Mr. Salman had regular gatherings of up to 80 people. He held services twice a week and collected a tithe at the services. The building that he held services in had a dais and chairs were aligned in a pew formation. He held himself out as a being a church through the media (Harvest Christian Church) and claimed a church status for tax exemption purposes on his property.
Due to the regular, reoccurring high vehicular traffic in this quiet residential neighborhood, neighbors repeatedly complained about the public assembly occurring on his property. Because of the multiple, reoccurring complaints, the City investigated the activity and discovered numerous building code violations primarily related to fire safety standards. Once apprised of these violations, the City could be held liable for not enforcing safety code requirements in the event anyone was injured on the premises. Prior to commencement of prosecution, Mr. Salman was asked, repeatedly, to comply with the safety codes of the City. He chose to ignore these requests for voluntary compliance prior to the commencement of any proceedings.
Below is a summary of the case from the City's Law Department, including quotes from the relevant court judgments.
Mr. Salman's interaction regarding his property dates back to 2006, when he was advised by the Zoning Administrator that his property was analogous to a church and required compliance with the Zoning Ordinance.
During 2007, Mr. Salman had interaction with the City regarding his attempts to build on his property. The issue revolves around Mr. Salman's assertion that he is building a detached garage, when the building is actually to function as a church. Mr. Salman builds, despite not having a proper permit. On May 1, 2007, he is cited for, and eventually pleads responsible to building without the required permit. (Pleads responsible 7/18/2007)
In the Fall of 2007, Mr. Salman is notified several times by the City that he needs to obtain the proper permits and approvals before holding church services on his property.
In 2008, Mr. Salman's church, Harvest Christian Fellowship Community Church, is issued a Building Permit to construct a 2,000 square foot private game room accessory to an existing single family residence. The permit states, "Any other occupancy or use (business, commercial, assembly, church, etc.) is expressly prohibited pursuant to the City of Phoenix Building Code and Zoning Ordinances."
During 2009-2010 church services are held on Mr. Salman's property without proper permits and in violation of safety concerns. As a result, Mr. Salman is cited.
On January 4, 2010, Harvest Christian Fellowship Community Church is found responsible for 96 civil code violations. The Court notes, "[T]he State is not saying the Salmans can't run a church or have worship services at the location, but the State is saying that if they do so, they must do it properly and in accord with the building, fire, and zoning codes."
On August 30, 2010, Mr. Salman was found guilty of 67 Class 1 Misdemeanors. The Court stated, "Everyone is entitled under the United States Constitution to worship as they please.
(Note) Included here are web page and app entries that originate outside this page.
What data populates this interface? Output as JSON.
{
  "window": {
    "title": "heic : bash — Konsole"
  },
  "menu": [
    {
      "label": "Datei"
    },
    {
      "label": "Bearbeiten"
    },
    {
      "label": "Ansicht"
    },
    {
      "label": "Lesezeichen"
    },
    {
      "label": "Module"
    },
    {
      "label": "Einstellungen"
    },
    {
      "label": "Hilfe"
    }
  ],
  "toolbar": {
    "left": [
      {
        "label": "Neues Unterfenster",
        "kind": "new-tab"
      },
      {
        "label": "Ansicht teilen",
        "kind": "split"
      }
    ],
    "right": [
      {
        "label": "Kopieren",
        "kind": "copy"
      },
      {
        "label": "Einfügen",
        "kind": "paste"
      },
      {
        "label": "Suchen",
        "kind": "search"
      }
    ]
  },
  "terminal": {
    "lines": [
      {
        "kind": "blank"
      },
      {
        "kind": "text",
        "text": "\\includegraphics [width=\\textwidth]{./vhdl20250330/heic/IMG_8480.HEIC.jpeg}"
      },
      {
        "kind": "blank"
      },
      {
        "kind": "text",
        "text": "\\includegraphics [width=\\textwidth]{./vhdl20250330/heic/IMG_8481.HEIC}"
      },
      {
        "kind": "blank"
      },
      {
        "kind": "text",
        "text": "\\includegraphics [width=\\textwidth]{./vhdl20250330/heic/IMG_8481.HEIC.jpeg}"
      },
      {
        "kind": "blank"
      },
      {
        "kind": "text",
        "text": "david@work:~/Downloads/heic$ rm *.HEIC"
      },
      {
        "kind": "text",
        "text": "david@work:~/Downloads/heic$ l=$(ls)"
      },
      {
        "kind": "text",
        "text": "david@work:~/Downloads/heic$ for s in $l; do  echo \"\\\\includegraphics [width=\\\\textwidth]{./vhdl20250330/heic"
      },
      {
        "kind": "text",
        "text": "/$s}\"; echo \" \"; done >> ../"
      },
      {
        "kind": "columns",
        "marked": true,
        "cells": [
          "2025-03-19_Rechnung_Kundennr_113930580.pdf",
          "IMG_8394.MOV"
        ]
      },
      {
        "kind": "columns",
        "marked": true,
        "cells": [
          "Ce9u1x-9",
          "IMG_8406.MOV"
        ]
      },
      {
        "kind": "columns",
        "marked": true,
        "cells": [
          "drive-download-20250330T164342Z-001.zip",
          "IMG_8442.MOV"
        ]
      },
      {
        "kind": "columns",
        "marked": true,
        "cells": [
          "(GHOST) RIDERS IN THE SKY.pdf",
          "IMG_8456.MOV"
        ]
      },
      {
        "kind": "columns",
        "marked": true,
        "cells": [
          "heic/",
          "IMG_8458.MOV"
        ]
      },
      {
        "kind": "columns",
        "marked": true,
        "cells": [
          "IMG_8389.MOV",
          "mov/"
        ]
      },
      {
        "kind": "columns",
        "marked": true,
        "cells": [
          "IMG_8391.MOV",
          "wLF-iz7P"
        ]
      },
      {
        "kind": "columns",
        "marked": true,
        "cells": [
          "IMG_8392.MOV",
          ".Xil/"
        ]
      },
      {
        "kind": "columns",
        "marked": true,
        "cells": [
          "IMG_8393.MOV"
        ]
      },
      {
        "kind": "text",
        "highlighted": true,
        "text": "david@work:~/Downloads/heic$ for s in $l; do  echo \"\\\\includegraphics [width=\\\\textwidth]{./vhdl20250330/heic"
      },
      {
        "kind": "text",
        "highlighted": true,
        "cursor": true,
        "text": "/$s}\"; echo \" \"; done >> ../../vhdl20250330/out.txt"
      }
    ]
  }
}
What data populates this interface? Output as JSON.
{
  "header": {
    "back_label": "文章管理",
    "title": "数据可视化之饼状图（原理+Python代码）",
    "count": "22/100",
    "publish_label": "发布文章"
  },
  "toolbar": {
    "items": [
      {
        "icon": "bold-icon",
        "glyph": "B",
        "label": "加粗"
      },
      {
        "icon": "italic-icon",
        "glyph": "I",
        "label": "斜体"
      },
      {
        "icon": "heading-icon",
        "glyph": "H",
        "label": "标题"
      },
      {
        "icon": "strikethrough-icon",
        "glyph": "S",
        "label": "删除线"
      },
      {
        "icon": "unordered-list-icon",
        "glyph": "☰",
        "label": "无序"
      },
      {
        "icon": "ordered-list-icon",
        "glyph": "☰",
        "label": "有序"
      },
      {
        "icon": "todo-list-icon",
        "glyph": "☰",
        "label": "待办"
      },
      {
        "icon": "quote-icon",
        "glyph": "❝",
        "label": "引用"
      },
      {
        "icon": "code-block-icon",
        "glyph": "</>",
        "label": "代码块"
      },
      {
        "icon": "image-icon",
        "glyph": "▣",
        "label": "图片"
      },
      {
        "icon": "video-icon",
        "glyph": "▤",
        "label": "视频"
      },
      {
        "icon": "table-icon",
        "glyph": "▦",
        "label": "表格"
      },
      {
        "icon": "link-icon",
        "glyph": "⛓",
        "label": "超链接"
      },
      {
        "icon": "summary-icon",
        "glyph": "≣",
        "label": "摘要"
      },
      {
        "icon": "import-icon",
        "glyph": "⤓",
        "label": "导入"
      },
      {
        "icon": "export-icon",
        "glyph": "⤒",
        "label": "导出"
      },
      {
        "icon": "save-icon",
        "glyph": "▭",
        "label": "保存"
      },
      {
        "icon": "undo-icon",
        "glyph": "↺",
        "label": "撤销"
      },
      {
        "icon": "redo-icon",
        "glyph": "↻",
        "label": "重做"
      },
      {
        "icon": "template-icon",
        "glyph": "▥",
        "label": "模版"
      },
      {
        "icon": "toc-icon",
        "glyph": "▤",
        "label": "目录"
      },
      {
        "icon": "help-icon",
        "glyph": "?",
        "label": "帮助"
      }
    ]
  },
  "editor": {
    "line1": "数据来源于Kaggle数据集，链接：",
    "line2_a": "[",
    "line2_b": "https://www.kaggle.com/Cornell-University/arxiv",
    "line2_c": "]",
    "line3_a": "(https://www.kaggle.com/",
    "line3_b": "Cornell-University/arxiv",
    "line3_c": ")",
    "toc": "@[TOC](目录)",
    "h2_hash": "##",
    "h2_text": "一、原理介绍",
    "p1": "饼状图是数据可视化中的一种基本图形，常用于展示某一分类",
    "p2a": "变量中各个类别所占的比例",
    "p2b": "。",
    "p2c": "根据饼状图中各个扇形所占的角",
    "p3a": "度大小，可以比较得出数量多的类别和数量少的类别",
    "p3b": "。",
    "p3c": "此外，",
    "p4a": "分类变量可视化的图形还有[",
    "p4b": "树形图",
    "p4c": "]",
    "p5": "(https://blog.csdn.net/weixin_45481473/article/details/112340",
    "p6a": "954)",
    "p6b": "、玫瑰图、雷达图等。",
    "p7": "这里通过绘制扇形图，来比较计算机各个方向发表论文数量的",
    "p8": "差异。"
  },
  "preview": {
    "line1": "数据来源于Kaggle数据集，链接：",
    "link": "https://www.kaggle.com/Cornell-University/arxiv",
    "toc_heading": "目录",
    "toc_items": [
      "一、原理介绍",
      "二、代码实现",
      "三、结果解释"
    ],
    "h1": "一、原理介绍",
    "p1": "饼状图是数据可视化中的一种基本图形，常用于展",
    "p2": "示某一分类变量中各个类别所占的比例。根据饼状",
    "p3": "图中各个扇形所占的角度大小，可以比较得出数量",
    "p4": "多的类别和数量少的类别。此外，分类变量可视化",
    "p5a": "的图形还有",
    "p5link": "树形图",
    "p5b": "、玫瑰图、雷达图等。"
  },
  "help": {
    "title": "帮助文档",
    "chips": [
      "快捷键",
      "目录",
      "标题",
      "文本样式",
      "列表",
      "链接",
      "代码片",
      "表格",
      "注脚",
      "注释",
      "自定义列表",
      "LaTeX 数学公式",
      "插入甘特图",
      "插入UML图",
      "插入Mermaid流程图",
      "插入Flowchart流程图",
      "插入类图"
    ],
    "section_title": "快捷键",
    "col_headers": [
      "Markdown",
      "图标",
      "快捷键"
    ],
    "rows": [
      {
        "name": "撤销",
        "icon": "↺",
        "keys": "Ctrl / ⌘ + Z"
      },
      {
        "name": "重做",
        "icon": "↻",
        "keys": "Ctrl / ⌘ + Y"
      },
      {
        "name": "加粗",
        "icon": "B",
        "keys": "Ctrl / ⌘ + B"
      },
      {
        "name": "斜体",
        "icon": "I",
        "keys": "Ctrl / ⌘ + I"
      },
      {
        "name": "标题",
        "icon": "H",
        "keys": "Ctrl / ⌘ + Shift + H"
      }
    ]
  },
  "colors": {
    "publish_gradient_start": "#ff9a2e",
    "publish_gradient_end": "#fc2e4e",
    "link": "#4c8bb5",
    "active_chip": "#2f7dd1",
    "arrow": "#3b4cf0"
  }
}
But there is a reason for these codes and that is for public safety. And that, I believe, is all that the State is asking is that the Code violations be rectified."
Mr. Salman appealed his convictions. On June 2, 2011, the Maricopa County Superior Court upheld the convictions and stated, "[T]he Defendant was engaged in public or church activities, and further that Defendant's convictions did not violate his Constitutional right to religious freedom."
The Court sentenced Mr. Salman to serve jail time. He was ordered to report to jail on June 18, 2012. The county jail relies on a Department of Public Safety table of criminal codes to confirm the basis for the incarceration when a person self surrenders. The table did not include the particular charge on Mr. Salman's confinement order. Mr. Salman was, therefore, not incarcerated. The table has been corrected.
On June 28, 2012, a Probation Revocation Arraignment was held alleging violations of Mr. Salman's sentence by twice having a gathering in excess of 12 people on his premises while not in compliance with all ordinances and failing to cooperate with the Court's Financial Screening.